The ‘public health approach’ to crime reduction only enriches nonprofits
For several years now, the City of Minneapolis has more and more taken a “public health approach” to fighting crime, relying less on police and law enforcement and more on nonprofit “violence interrupters” and the like.
To coordinate this new approach, the city formed a Neighborhood Safety Office. How effective is it? Unfortunately, the Office hasn’t issued a report on its activities since 2021, when it was still called the Office of Violence Prevention.
Now a local lawyer is suing the city over how they award grants to nonprofits. The Minneapolis Star Tribune published a lengthy article (worth your time) about the lawsuit and the history of the Neighborhood Safety Office.
My colleague David Zimmer gives his take on the controversy here. I’m more interested in who within the nonprofit world is getting this money.
The Star Tribune article doesn’t name any names. The Office’s 2021 report (pages 5-8) lists the recipients of more than $7.5 million in taxpayer funds. Dozens of organizations are listed as having received money, ranging from as little as $1,000 to upwards of $1 million, each.
As I documented earlier, much of the 2021 money went to individuals and private (for-profit) companies. Some of the nonprofits were only recently incorporated and yet received substantial sums in 2021.
For example, one nonprofit first received its tax-exempt status in mid-2020, yet was awarded more than $400,000 in grants in 2021 from the city’s violence prevention program. In separate incidents in 2021, two of the nonprofit’s workers were charged in fights occurring outside of Cub Foods locations.
Another group, founded in 2021, was profiled last August by MPR. There do not appear to have been any tax returns filed for the new group, or its predecessor, since 2020.
You constantly see headlines on how crime is down in Minneapolis:
But the reality in the streets is exactly the opposite. The city’s official Crime Dashboard (updated daily) tracks 11 crime categories. Comparing 2023 year-to-date to last year, crime is up in seven categories. The city does slightly better against the three-year average with only six categories being up and five down.
Mostly, what the media is talking about is homicides. Minneapolis has recorded “only” 63 murders so far in 2023, versus 73 at this point last year, and below the three-year-average of 81.
Auto thefts, on the other hand, are out of control.
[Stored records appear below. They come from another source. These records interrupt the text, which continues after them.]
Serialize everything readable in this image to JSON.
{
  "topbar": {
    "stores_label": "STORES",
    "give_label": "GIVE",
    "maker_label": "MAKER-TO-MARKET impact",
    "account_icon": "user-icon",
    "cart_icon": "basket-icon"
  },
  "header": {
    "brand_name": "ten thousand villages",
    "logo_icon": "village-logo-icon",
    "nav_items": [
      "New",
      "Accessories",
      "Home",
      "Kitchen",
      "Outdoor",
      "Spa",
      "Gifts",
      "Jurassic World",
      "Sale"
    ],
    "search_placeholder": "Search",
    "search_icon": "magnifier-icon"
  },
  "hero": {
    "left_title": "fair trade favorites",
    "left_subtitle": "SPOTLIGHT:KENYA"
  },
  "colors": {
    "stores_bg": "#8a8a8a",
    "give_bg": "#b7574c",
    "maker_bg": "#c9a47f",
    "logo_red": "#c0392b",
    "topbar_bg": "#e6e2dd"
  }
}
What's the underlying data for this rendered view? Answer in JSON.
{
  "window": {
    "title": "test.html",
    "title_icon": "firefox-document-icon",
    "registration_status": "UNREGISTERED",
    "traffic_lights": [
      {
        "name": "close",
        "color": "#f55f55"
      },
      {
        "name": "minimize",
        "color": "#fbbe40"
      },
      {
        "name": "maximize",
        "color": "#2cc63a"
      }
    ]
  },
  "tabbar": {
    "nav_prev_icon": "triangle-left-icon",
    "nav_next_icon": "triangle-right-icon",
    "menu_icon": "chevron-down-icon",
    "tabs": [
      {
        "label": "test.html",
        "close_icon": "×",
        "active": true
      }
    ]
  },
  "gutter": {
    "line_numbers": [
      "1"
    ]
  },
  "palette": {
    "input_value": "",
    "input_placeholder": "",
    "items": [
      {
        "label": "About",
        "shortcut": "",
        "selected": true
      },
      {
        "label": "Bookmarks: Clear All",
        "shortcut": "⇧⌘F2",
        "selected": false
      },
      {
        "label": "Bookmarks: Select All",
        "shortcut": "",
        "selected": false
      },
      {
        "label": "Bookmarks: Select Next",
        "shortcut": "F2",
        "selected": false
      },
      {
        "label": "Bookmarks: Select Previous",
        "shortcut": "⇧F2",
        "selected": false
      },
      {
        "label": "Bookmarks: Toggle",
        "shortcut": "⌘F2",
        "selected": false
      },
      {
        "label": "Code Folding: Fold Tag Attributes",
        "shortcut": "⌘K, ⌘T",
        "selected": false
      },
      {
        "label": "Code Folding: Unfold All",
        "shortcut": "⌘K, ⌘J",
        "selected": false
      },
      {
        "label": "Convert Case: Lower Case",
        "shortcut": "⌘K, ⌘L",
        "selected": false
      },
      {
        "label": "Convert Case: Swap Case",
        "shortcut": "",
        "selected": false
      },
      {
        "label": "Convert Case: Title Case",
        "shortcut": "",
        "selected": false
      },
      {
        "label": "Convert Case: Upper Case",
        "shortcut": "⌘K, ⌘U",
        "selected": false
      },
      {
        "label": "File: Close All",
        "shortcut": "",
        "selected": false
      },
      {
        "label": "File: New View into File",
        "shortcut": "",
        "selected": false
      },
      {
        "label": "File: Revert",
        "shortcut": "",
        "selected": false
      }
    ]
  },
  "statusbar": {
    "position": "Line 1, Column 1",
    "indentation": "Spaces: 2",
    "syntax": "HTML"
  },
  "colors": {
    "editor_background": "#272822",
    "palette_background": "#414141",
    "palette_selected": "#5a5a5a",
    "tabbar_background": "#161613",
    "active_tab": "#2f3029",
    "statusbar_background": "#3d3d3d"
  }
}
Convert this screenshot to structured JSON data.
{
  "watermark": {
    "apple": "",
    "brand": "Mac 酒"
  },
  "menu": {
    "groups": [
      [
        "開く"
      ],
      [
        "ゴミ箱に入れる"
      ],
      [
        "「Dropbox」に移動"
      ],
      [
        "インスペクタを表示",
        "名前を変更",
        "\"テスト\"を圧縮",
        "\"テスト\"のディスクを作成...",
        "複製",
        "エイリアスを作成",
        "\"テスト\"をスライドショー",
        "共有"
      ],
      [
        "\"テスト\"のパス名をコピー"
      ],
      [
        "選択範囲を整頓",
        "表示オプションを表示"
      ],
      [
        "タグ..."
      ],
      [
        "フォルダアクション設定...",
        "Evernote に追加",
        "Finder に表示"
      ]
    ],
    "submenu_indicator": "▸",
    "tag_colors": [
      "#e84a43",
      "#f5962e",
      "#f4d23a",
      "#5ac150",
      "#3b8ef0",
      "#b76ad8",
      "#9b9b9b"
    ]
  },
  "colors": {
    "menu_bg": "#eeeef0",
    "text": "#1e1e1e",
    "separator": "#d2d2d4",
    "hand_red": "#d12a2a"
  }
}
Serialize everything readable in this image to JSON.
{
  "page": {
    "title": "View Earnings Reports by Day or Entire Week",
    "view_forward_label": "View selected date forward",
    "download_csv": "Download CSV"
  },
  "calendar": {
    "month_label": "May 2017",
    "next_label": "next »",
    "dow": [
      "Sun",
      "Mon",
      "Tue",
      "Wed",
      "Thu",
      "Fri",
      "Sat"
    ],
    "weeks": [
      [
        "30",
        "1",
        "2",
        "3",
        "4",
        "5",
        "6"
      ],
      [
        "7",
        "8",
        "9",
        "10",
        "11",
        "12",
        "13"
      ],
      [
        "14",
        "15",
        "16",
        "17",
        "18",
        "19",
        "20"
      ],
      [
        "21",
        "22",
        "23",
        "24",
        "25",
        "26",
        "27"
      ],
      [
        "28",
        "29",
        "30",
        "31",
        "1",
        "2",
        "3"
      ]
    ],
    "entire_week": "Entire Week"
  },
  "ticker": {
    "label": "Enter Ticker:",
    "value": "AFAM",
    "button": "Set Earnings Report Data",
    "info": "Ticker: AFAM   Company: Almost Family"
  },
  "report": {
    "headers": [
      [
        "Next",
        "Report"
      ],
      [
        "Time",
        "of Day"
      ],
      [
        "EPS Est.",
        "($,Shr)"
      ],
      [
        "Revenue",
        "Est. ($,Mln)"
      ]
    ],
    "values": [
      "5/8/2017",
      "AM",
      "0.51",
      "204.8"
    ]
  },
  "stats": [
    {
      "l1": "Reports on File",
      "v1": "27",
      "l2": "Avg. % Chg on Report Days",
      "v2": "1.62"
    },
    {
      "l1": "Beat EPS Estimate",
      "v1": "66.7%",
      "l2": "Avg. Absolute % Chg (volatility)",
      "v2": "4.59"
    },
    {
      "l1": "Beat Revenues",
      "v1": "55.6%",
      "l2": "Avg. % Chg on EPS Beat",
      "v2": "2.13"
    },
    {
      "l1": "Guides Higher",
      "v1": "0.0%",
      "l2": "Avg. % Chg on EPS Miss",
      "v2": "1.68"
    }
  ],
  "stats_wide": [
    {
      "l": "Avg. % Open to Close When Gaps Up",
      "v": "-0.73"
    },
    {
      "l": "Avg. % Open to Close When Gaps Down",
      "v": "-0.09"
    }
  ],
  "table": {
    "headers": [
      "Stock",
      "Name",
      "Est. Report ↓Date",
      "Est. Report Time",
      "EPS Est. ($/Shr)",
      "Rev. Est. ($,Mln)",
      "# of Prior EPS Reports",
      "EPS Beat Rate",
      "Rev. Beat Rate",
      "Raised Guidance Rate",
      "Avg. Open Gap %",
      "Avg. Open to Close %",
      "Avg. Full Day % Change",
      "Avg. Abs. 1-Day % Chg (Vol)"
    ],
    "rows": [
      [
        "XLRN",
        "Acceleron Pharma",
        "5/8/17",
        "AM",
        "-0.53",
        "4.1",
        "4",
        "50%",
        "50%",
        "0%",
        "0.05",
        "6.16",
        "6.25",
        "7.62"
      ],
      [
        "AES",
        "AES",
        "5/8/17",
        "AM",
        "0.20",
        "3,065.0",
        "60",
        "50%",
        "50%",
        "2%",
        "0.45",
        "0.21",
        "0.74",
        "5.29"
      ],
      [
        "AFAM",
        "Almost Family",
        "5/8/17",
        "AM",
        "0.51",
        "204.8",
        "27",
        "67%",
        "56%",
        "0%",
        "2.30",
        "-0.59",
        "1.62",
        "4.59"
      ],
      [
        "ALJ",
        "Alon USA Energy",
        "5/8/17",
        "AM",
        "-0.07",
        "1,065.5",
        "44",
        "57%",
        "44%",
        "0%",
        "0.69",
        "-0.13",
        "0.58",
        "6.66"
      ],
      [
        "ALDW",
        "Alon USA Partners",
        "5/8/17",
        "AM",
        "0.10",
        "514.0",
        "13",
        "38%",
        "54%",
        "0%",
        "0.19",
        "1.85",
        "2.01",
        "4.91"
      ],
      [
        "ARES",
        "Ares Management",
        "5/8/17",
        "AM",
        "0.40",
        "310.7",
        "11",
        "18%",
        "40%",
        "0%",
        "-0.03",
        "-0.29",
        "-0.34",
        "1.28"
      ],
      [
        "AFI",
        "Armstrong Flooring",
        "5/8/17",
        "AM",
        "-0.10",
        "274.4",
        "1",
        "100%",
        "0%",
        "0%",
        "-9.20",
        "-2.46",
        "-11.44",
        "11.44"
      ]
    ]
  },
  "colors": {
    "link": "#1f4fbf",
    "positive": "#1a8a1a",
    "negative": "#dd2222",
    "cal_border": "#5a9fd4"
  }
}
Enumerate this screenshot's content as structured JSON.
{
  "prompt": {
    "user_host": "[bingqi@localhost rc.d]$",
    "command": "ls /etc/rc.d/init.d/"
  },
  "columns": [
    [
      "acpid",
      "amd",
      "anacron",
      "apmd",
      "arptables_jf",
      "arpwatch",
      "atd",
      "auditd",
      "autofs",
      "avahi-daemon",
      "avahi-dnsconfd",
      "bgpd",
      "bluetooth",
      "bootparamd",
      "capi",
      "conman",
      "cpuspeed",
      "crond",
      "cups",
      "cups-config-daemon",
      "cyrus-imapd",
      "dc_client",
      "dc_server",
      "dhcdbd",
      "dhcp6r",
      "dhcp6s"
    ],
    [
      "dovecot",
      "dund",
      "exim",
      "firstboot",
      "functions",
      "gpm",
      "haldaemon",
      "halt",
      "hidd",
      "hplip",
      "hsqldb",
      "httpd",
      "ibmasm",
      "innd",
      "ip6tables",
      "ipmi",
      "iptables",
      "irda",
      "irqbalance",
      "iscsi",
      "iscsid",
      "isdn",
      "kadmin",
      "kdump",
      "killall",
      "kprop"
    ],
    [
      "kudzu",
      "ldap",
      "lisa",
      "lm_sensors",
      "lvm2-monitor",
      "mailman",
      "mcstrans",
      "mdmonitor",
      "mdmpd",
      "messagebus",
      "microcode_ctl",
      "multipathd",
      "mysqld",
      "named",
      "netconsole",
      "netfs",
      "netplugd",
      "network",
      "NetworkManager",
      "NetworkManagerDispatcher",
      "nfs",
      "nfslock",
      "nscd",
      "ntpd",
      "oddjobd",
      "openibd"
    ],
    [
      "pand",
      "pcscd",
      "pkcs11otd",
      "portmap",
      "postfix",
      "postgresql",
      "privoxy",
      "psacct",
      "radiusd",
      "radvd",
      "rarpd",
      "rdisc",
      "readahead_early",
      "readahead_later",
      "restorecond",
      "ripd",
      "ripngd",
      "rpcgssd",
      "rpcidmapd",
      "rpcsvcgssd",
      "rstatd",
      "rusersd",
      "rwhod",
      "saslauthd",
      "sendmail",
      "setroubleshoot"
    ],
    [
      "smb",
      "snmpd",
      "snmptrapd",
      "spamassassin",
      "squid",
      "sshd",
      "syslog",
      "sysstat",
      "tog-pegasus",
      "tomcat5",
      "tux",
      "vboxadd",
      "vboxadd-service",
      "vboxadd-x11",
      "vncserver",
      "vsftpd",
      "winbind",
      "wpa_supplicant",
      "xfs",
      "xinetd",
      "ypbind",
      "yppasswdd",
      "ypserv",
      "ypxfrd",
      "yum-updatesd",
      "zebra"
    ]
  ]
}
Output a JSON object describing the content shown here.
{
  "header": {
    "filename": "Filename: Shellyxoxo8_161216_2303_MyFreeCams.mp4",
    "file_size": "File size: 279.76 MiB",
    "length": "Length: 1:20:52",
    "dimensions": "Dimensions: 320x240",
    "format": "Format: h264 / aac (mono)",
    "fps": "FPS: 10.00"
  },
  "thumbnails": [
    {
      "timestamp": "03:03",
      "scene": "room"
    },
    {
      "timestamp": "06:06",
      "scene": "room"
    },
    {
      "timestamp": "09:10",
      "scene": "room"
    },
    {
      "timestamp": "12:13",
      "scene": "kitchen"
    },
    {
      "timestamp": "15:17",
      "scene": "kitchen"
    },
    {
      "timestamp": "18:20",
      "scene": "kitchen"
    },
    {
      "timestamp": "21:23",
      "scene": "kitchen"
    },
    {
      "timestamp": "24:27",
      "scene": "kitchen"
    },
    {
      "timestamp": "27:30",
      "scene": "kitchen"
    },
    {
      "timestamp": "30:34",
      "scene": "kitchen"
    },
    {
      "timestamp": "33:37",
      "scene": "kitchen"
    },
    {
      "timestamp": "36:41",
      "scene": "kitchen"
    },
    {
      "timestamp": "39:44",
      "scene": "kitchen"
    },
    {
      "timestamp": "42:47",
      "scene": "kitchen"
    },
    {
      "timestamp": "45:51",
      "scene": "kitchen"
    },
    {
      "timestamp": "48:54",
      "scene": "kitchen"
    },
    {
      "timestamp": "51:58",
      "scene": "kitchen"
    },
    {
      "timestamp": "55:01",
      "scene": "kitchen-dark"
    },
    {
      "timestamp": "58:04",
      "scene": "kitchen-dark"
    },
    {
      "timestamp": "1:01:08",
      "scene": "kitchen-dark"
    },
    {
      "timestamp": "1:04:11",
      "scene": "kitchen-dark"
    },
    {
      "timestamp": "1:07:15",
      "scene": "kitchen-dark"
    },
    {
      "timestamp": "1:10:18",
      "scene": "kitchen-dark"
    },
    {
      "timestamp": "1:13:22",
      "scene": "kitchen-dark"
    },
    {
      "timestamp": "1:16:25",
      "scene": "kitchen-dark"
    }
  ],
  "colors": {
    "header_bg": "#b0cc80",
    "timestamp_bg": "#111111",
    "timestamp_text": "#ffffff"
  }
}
They are approaching 7,000 year-to-date, thousands above last year and the three-year average.
Assaults are up over last year, so it’s not clear, exactly, what “violence” is being prevented.
Yet, the city adds $millions more to the effort, every year.